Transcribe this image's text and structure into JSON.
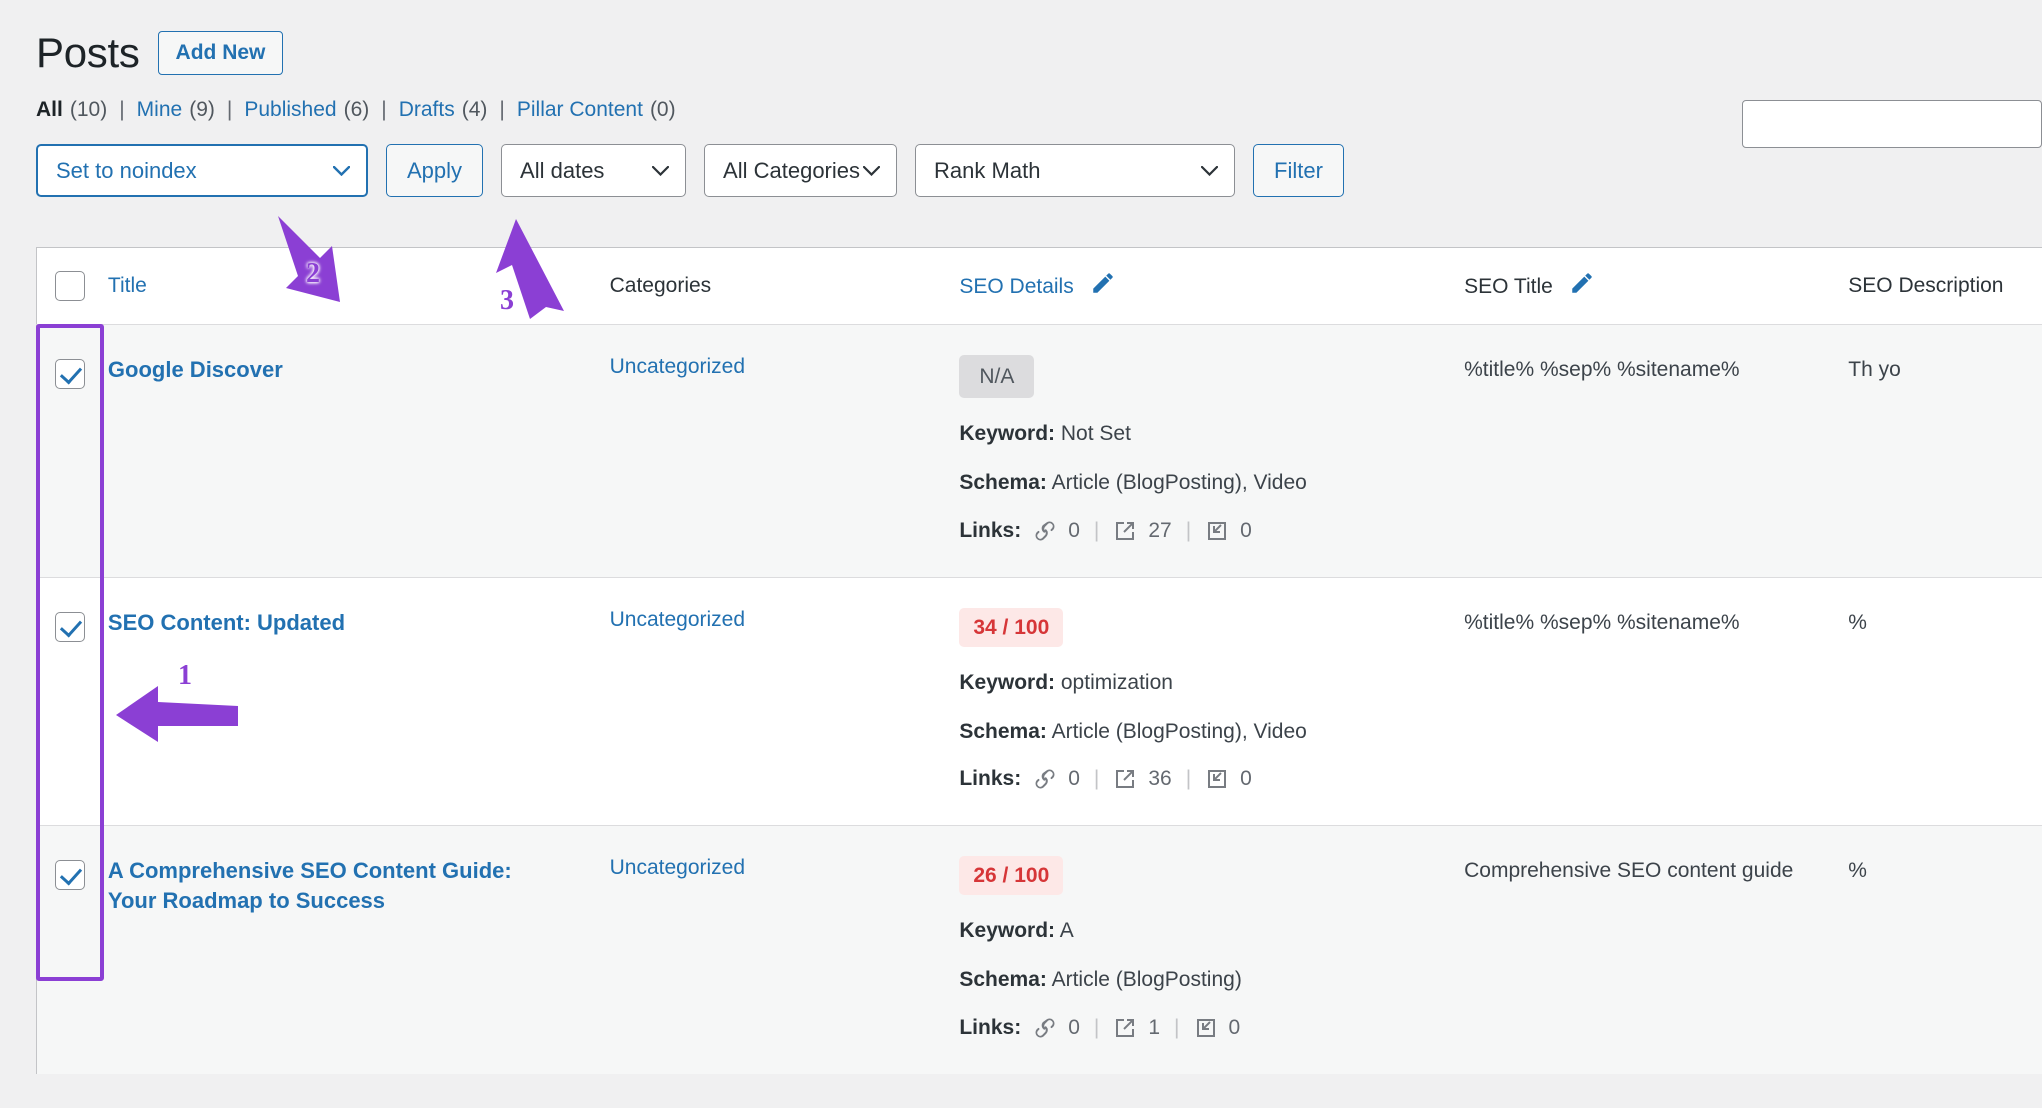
{
  "header": {
    "title": "Posts",
    "add_new_label": "Add New"
  },
  "search": {
    "value": "",
    "placeholder": ""
  },
  "status_filters": [
    {
      "label": "All",
      "count": "(10)",
      "current": true
    },
    {
      "label": "Mine",
      "count": "(9)",
      "current": false
    },
    {
      "label": "Published",
      "count": "(6)",
      "current": false
    },
    {
      "label": "Drafts",
      "count": "(4)",
      "current": false
    },
    {
      "label": "Pillar Content",
      "count": "(0)",
      "current": false
    }
  ],
  "tablenav": {
    "bulk_action": "Set to noindex",
    "apply_label": "Apply",
    "dates_filter": "All dates",
    "categories_filter": "All Categories",
    "rankmath_filter": "Rank Math",
    "filter_label": "Filter"
  },
  "table": {
    "columns": {
      "title": "Title",
      "categories": "Categories",
      "seo_details": "SEO Details",
      "seo_title": "SEO Title",
      "seo_desc": "SEO Description"
    },
    "rows": [
      {
        "checked": true,
        "title": "Google Discover",
        "category": "Uncategorized",
        "score": "N/A",
        "score_type": "na",
        "keyword_label": "Keyword:",
        "keyword": "Not Set",
        "schema_label": "Schema:",
        "schema": "Article (BlogPosting), Video",
        "links_label": "Links:",
        "links_internal": "0",
        "links_external": "27",
        "links_incoming": "0",
        "seo_title": "%title% %sep% %sitename%",
        "seo_desc": "Th\nyo"
      },
      {
        "checked": true,
        "title": "SEO Content: Updated",
        "category": "Uncategorized",
        "score": "34 / 100",
        "score_type": "bad",
        "keyword_label": "Keyword:",
        "keyword": "optimization",
        "schema_label": "Schema:",
        "schema": "Article (BlogPosting), Video",
        "links_label": "Links:",
        "links_internal": "0",
        "links_external": "36",
        "links_incoming": "0",
        "seo_title": "%title% %sep% %sitename%",
        "seo_desc": "%"
      },
      {
        "checked": true,
        "title": "A Comprehensive SEO Content Guide: Your Roadmap to Success",
        "category": "Uncategorized",
        "score": "26 / 100",
        "score_type": "bad",
        "keyword_label": "Keyword:",
        "keyword": "A",
        "schema_label": "Schema:",
        "schema": "Article (BlogPosting)",
        "links_label": "Links:",
        "links_internal": "0",
        "links_external": "1",
        "links_incoming": "0",
        "seo_title": "Comprehensive SEO content guide",
        "seo_desc": "%"
      }
    ]
  },
  "annotations": [
    {
      "num": "1"
    },
    {
      "num": "2"
    },
    {
      "num": "3"
    }
  ],
  "colors": {
    "accent": "#2271b1",
    "annotation": "#8b3fd4",
    "score_bad": "#d63638",
    "score_bad_bg": "#fde8e7"
  }
}
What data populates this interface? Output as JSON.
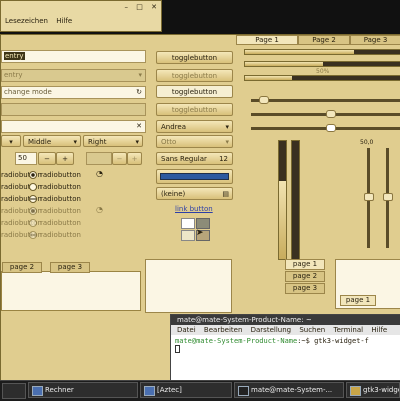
{
  "browser_menu": {
    "bookmarks": "Lesezeichen",
    "help": "Hilfe"
  },
  "notebook_tabs": [
    "Page 1",
    "Page 2",
    "Page 3"
  ],
  "entries": {
    "entry": "entry",
    "entry_disabled": "entry",
    "icon_entry_placeholder": "change mode"
  },
  "alignment_buttons": [
    "Middle",
    "Right"
  ],
  "spin_value": "50",
  "radio_label": "radiobutton",
  "toggle_label": "togglebutton",
  "combo_values": [
    "Andrea",
    "Otto"
  ],
  "font_button": {
    "family": "Sans Regular",
    "size": "12"
  },
  "file_chooser": "(keine)",
  "link_button": "link button",
  "scale": {
    "label_50": "50%",
    "v_label": "50,0"
  },
  "lower_tabs": [
    "page 2",
    "page 3"
  ],
  "right_tabs_v": [
    "page 1",
    "page 2",
    "page 3"
  ],
  "right_tabs_h": [
    "page 1"
  ],
  "progress": {
    "p1": 0.7,
    "p2": 0.5,
    "p3": 0.3
  },
  "terminal": {
    "title": "mate@mate-System-Product-Name: ~",
    "menu": [
      "Datei",
      "Bearbeiten",
      "Darstellung",
      "Suchen",
      "Terminal",
      "Hilfe"
    ],
    "prompt_user": "mate@mate-System-Product-Name",
    "prompt_path": ":~$ ",
    "command": "gtk3-widget-f"
  },
  "taskbar": [
    {
      "label": "Rechner"
    },
    {
      "label": "[Aztec]"
    },
    {
      "label": "mate@mate-System-..."
    },
    {
      "label": "gtk3-widge..."
    }
  ]
}
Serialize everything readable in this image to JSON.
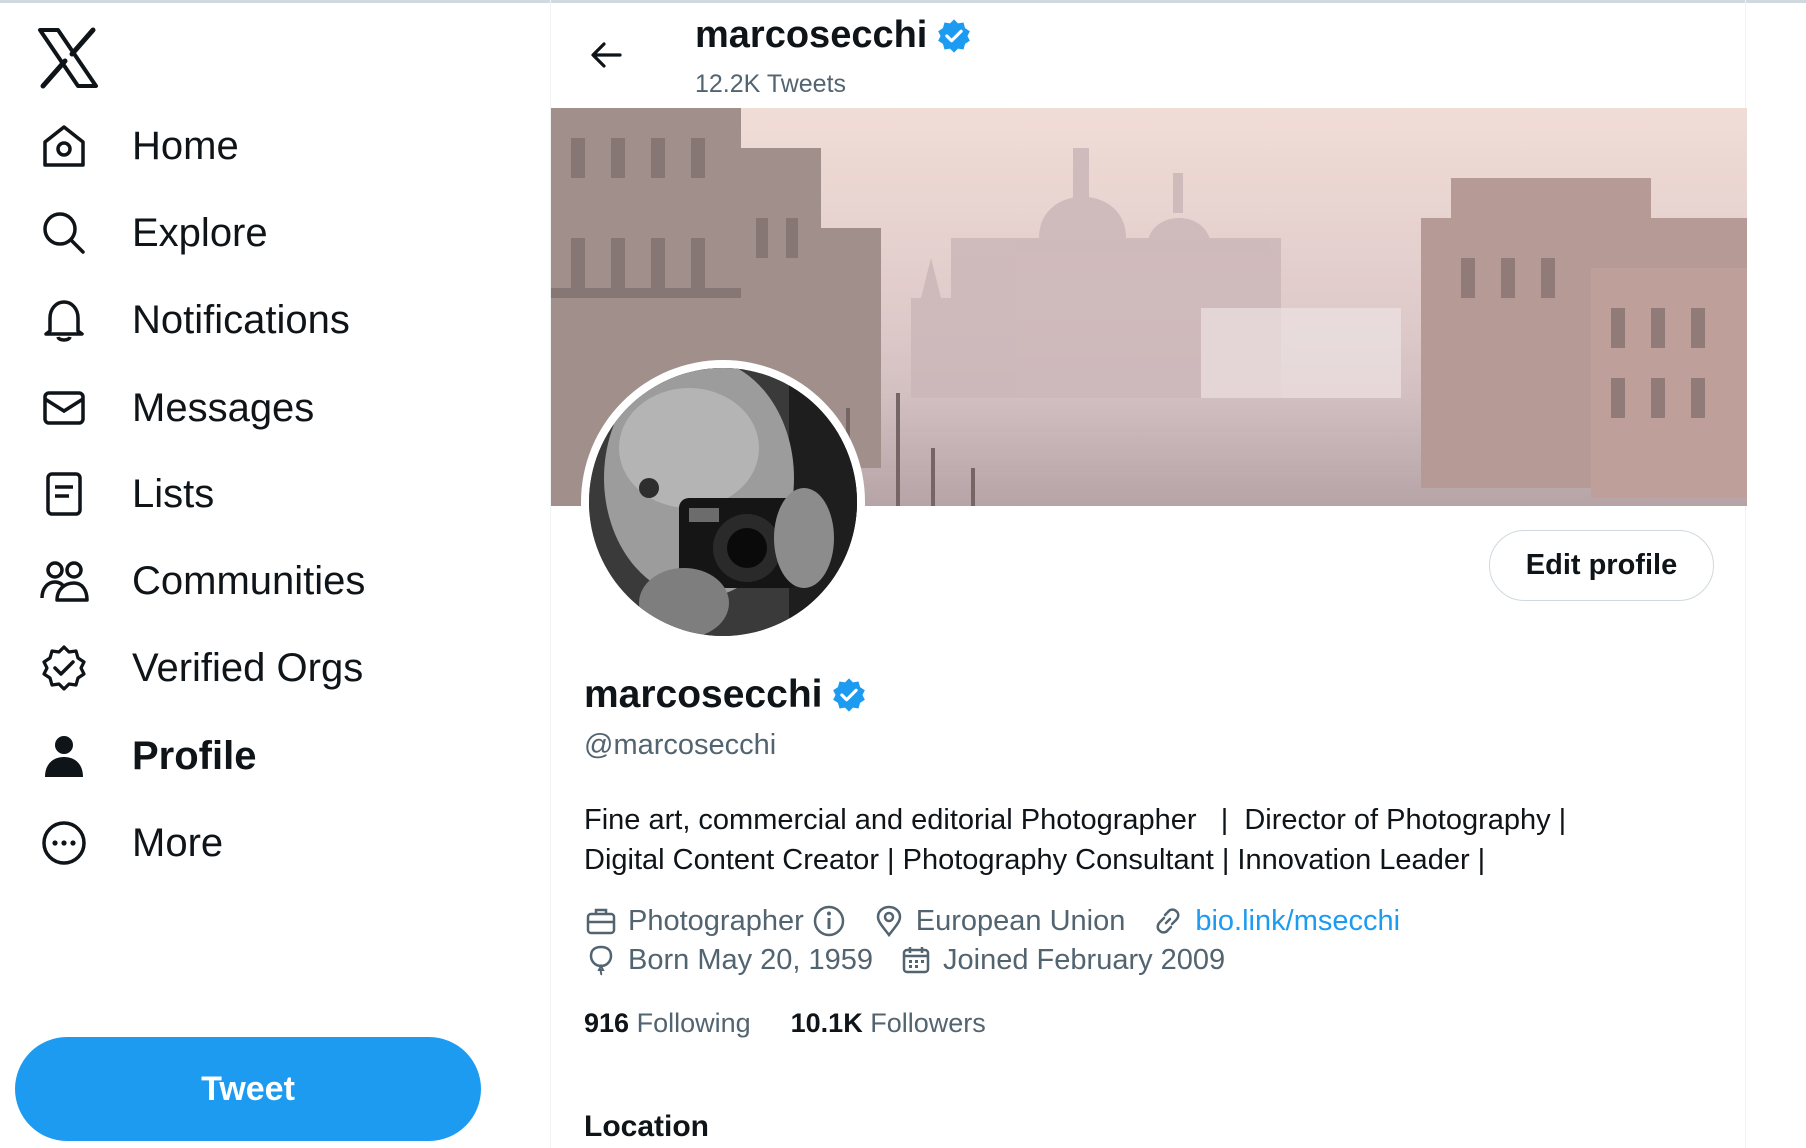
{
  "sidebar": {
    "logo": "x-logo-icon",
    "items": [
      {
        "label": "Home",
        "icon": "home-icon"
      },
      {
        "label": "Explore",
        "icon": "search-icon"
      },
      {
        "label": "Notifications",
        "icon": "bell-icon"
      },
      {
        "label": "Messages",
        "icon": "envelope-icon"
      },
      {
        "label": "Lists",
        "icon": "list-icon"
      },
      {
        "label": "Communities",
        "icon": "communities-icon"
      },
      {
        "label": "Verified Orgs",
        "icon": "verified-badge-icon"
      },
      {
        "label": "Profile",
        "icon": "person-icon",
        "active": true
      },
      {
        "label": "More",
        "icon": "more-circle-icon"
      }
    ],
    "tweet_button": "Tweet"
  },
  "header": {
    "name": "marcosecchi",
    "tweet_count": "12.2K Tweets"
  },
  "profile": {
    "name": "marcosecchi",
    "handle": "@marcosecchi",
    "edit_button": "Edit profile",
    "bio_line1": "Fine art, commercial and editorial Photographer   |  Director of Photography |",
    "bio_line2": "Digital Content Creator | Photography Consultant | Innovation Leader |",
    "profession": "Photographer",
    "location": "European Union",
    "link": "bio.link/msecchi",
    "born": "Born May 20, 1959",
    "joined": "Joined February 2009",
    "following_count": "916",
    "following_label": "Following",
    "followers_count": "10.1K",
    "followers_label": "Followers",
    "section_title": "Location"
  },
  "colors": {
    "accent": "#1d9bf0",
    "text_primary": "#0f1419",
    "text_secondary": "#536471"
  }
}
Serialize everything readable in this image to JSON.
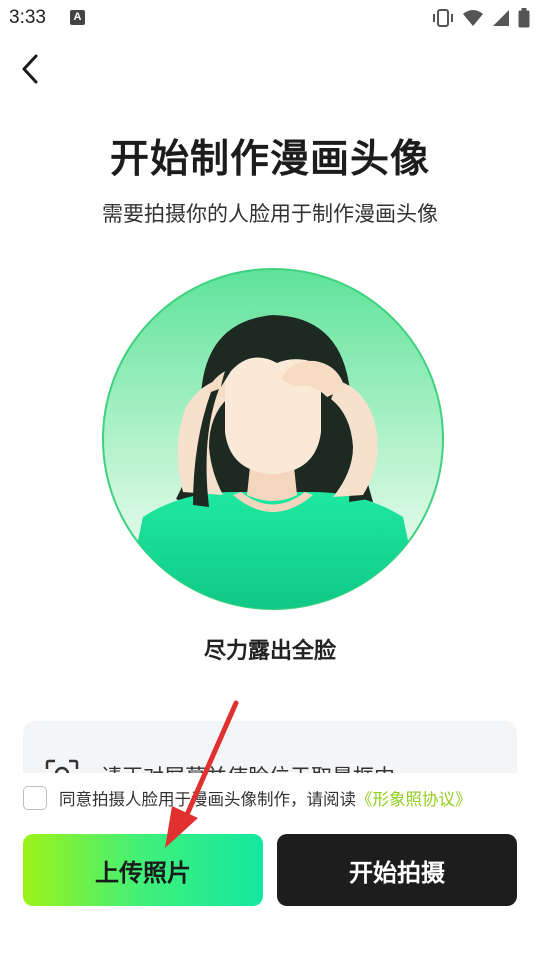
{
  "status_bar": {
    "time": "3:33",
    "notification_letter": "A",
    "icons": [
      "vibrate-icon",
      "wifi-icon",
      "signal-icon",
      "battery-icon"
    ]
  },
  "nav": {
    "back_icon": "chevron-left-icon"
  },
  "title": "开始制作漫画头像",
  "subtitle": "需要拍摄你的人脸用于制作漫画头像",
  "illustration": {
    "icon": "face-portrait-illustration",
    "accent_color": "#5ee39a"
  },
  "hint": "尽力露出全脸",
  "tips": {
    "icon": "face-frame-icon",
    "text": "请正对屏幕并使脸位于取景框中"
  },
  "agreement": {
    "text": "同意拍摄人脸用于漫画头像制作，请阅读",
    "link": "《形象照协议》",
    "checked": false
  },
  "buttons": {
    "upload": "上传照片",
    "shoot": "开始拍摄"
  },
  "colors": {
    "brand_green": "#3ff07a",
    "link_green": "#8fcf1f",
    "dark_button": "#1d1d1d",
    "annotation_arrow": "#e03030"
  }
}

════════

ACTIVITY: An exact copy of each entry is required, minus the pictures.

RESULT OF THE TASK:
Transcribe this image's text and structure into JSON.
{
  "header": {
    "title": "Posts",
    "add_new_label": "Add New"
  },
  "search": {
    "value": "",
    "placeholder": ""
  },
  "status_filters": [
    {
      "label": "All",
      "count": "(10)",
      "current": true
    },
    {
      "label": "Mine",
      "count": "(9)",
      "current": false
    },
    {
      "label": "Published",
      "count": "(6)",
      "current": false
    },
    {
      "label": "Drafts",
      "count": "(4)",
      "current": false
    },
    {
      "label": "Pillar Content",
      "count": "(0)",
      "current": false
    }
  ],
  "tablenav": {
    "bulk_action": "Set to noindex",
    "apply_label": "Apply",
    "dates_filter": "All dates",
    "categories_filter": "All Categories",
    "rankmath_filter": "Rank Math",
    "filter_label": "Filter"
  },
  "table": {
    "columns": {
      "title": "Title",
      "categories": "Categories",
      "seo_details": "SEO Details",
      "seo_title": "SEO Title",
      "seo_desc": "SEO Description"
    },
    "rows": [
      {
        "checked": true,
        "title": "Google Discover",
        "category": "Uncategorized",
        "score": "N/A",
        "score_type": "na",
        "keyword_label": "Keyword:",
        "keyword": "Not Set",
        "schema_label": "Schema:",
        "schema": "Article (BlogPosting), Video",
        "links_label": "Links:",
        "links_internal": "0",
        "links_external": "27",
        "links_incoming": "0",
        "seo_title": "%title% %sep% %sitename%",
        "seo_desc": "Th\nyo"
      },
      {
        "checked": true,
        "title": "SEO Content: Updated",
        "category": "Uncategorized",
        "score": "34 / 100",
        "score_type": "bad",
        "keyword_label": "Keyword:",
        "keyword": "optimization",
        "schema_label": "Schema:",
        "schema": "Article (BlogPosting), Video",
        "links_label": "Links:",
        "links_internal": "0",
        "links_external": "36",
        "links_incoming": "0",
        "seo_title": "%title% %sep% %sitename%",
        "seo_desc": "%"
      },
      {
        "checked": true,
        "title": "A Comprehensive SEO Content Guide: Your Roadmap to Success",
        "category": "Uncategorized",
        "score": "26 / 100",
        "score_type": "bad",
        "keyword_label": "Keyword:",
        "keyword": "A",
        "schema_label": "Schema:",
        "schema": "Article (BlogPosting)",
        "links_label": "Links:",
        "links_internal": "0",
        "links_external": "1",
        "links_incoming": "0",
        "seo_title": "Comprehensive SEO content guide",
        "seo_desc": "%"
      }
    ]
  },
  "annotations": [
    {
      "num": "1"
    },
    {
      "num": "2"
    },
    {
      "num": "3"
    }
  ],
  "colors": {
    "accent": "#2271b1",
    "annotation": "#8b3fd4",
    "score_bad": "#d63638",
    "score_bad_bg": "#fde8e7"
  }
}
What data populates this interface? Output as JSON.
{
  "browser_menu": {
    "bookmarks": "Lesezeichen",
    "help": "Hilfe"
  },
  "notebook_tabs": [
    "Page 1",
    "Page 2",
    "Page 3"
  ],
  "entries": {
    "entry": "entry",
    "entry_disabled": "entry",
    "icon_entry_placeholder": "change mode"
  },
  "alignment_buttons": [
    "Middle",
    "Right"
  ],
  "spin_value": "50",
  "radio_label": "radiobutton",
  "toggle_label": "togglebutton",
  "combo_values": [
    "Andrea",
    "Otto"
  ],
  "font_button": {
    "family": "Sans Regular",
    "size": "12"
  },
  "file_chooser": "(keine)",
  "link_button": "link button",
  "scale": {
    "label_50": "50%",
    "v_label": "50,0"
  },
  "lower_tabs": [
    "page 2",
    "page 3"
  ],
  "right_tabs_v": [
    "page 1",
    "page 2",
    "page 3"
  ],
  "right_tabs_h": [
    "page 1"
  ],
  "progress": {
    "p1": 0.7,
    "p2": 0.5,
    "p3": 0.3
  },
  "terminal": {
    "title": "mate@mate-System-Product-Name: ~",
    "menu": [
      "Datei",
      "Bearbeiten",
      "Darstellung",
      "Suchen",
      "Terminal",
      "Hilfe"
    ],
    "prompt_user": "mate@mate-System-Product-Name",
    "prompt_path": ":~$ ",
    "command": "gtk3-widget-f"
  },
  "taskbar": [
    {
      "label": "Rechner"
    },
    {
      "label": "[Aztec]"
    },
    {
      "label": "mate@mate-System-..."
    },
    {
      "label": "gtk3-widge..."
    }
  ]
}
Serialize everything readable in this image to JSON.
{
  "sidebar": {
    "logo": "x-logo-icon",
    "items": [
      {
        "label": "Home",
        "icon": "home-icon"
      },
      {
        "label": "Explore",
        "icon": "search-icon"
      },
      {
        "label": "Notifications",
        "icon": "bell-icon"
      },
      {
        "label": "Messages",
        "icon": "envelope-icon"
      },
      {
        "label": "Lists",
        "icon": "list-icon"
      },
      {
        "label": "Communities",
        "icon": "communities-icon"
      },
      {
        "label": "Verified Orgs",
        "icon": "verified-badge-icon"
      },
      {
        "label": "Profile",
        "icon": "person-icon",
        "active": true
      },
      {
        "label": "More",
        "icon": "more-circle-icon"
      }
    ],
    "tweet_button": "Tweet"
  },
  "header": {
    "name": "marcosecchi",
    "tweet_count": "12.2K Tweets"
  },
  "profile": {
    "name": "marcosecchi",
    "handle": "@marcosecchi",
    "edit_button": "Edit profile",
    "bio_line1": "Fine art, commercial and editorial Photographer   |  Director of Photography |",
    "bio_line2": "Digital Content Creator | Photography Consultant | Innovation Leader |",
    "profession": "Photographer",
    "location": "European Union",
    "link": "bio.link/msecchi",
    "born": "Born May 20, 1959",
    "joined": "Joined February 2009",
    "following_count": "916",
    "following_label": "Following",
    "followers_count": "10.1K",
    "followers_label": "Followers",
    "section_title": "Location"
  },
  "colors": {
    "accent": "#1d9bf0",
    "text_primary": "#0f1419",
    "text_secondary": "#536471"
  }
}
Serialize everything readable in this image to JSON.
{
  "status_bar": {
    "time": "3:33",
    "notification_letter": "A",
    "icons": [
      "vibrate-icon",
      "wifi-icon",
      "signal-icon",
      "battery-icon"
    ]
  },
  "nav": {
    "back_icon": "chevron-left-icon"
  },
  "title": "开始制作漫画头像",
  "subtitle": "需要拍摄你的人脸用于制作漫画头像",
  "illustration": {
    "icon": "face-portrait-illustration",
    "accent_color": "#5ee39a"
  },
  "hint": "尽力露出全脸",
  "tips": {
    "icon": "face-frame-icon",
    "text": "请正对屏幕并使脸位于取景框中"
  },
  "agreement": {
    "text": "同意拍摄人脸用于漫画头像制作，请阅读",
    "link": "《形象照协议》",
    "checked": false
  },
  "buttons": {
    "upload": "上传照片",
    "shoot": "开始拍摄"
  },
  "colors": {
    "brand_green": "#3ff07a",
    "link_green": "#8fcf1f",
    "dark_button": "#1d1d1d",
    "annotation_arrow": "#e03030"
  }
}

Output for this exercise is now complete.